I’m sorry for holding onto the situation for so long.
Please forgive me for any part I played.
Thank you for the lessons you’ve taught me.
I love you
When you practice think of the person (it might be yourself) or situation you need to forgive, let those feelings come to the surface, and repeat the mantra until you feel calm and peaceful.
Shadow work can be uncomfortable. Accept the discomfort and work through it. If you hide from it it will just come back another day.
5. Identify your limiting beliefs
You shadow self holds all your self-limiting beliefs. Limiting beliefs are beliefs you have about yourself that hold you back from so much in life. They might be about your self-worth, your ability to succeed at your dreams, your ability to find love, the opportunities available to you, the amount of money you can have, the type of treatment from others you allow, etc
Look at an area of your life that you’re struggling with and identify some of your limiting beliefs around it. I’ve written a step by step guide to help you overcome limiting beliefs, it will give you the formula to start clearing those beliefs so you can move forward and be free of them.
6. Practice mindfulness
Being mindful of your thoughts is an important part of shadow work because it helps you notice your inner dialog from an outsiders perspective instead of being caught up in it.
Mindfulness lets you step outside the river of your thought so you can look at them impassively. You can watch them float by, and when your thoughts are on the negative side you can just observe them without letting them take control and create negative feelings.
Writing out your thoughts and feelings is a great outlet to express your shadow self.
When you’re feeling anxious or afraid you can write it all down and then look for limiting beliefs you need to change or a situation you need to forgive and do whatever work you need to resolve it.
Try writing a letter to the hurt part of you. This may be a younger version of yourself who felt unloved, neglected, abandoned, bullied, or hurt in any way. Tell that version of you how much you love them, how valuable they are, and that you’re sorry they suffered but it’s ok now and they are safe.

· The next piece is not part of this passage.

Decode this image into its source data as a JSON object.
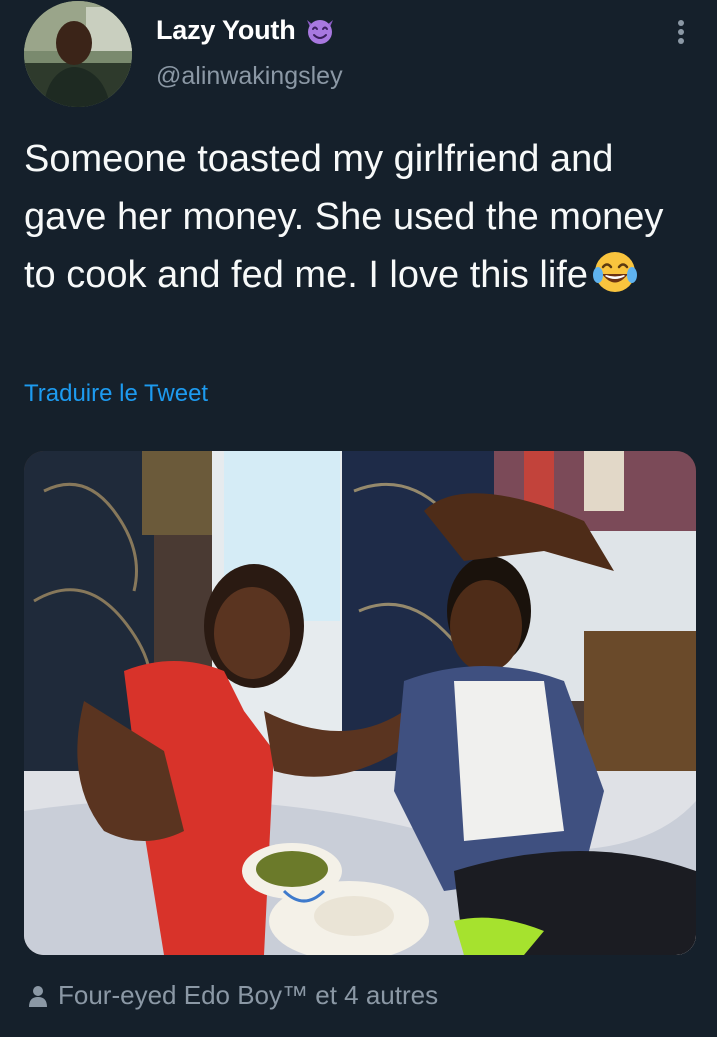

Final Thoughts on Shadow Work
We’ve learned that shadow work is a way to resolve pain and shame that lives in your shadow self. There are many benefits to doing shadow work like emotional healing, improved relationships, ending self-sabotage, and more.
Some methods to do shadow work are looking inwards, noticing your emotional triggers, being mindful, and changing limiting beliefs.
To learn more about how to improve your life read my guide to self-work.
Have you done shadow work before? Are you going to try it now? Let me know in the comments! Thanks for visiting A Point of Light.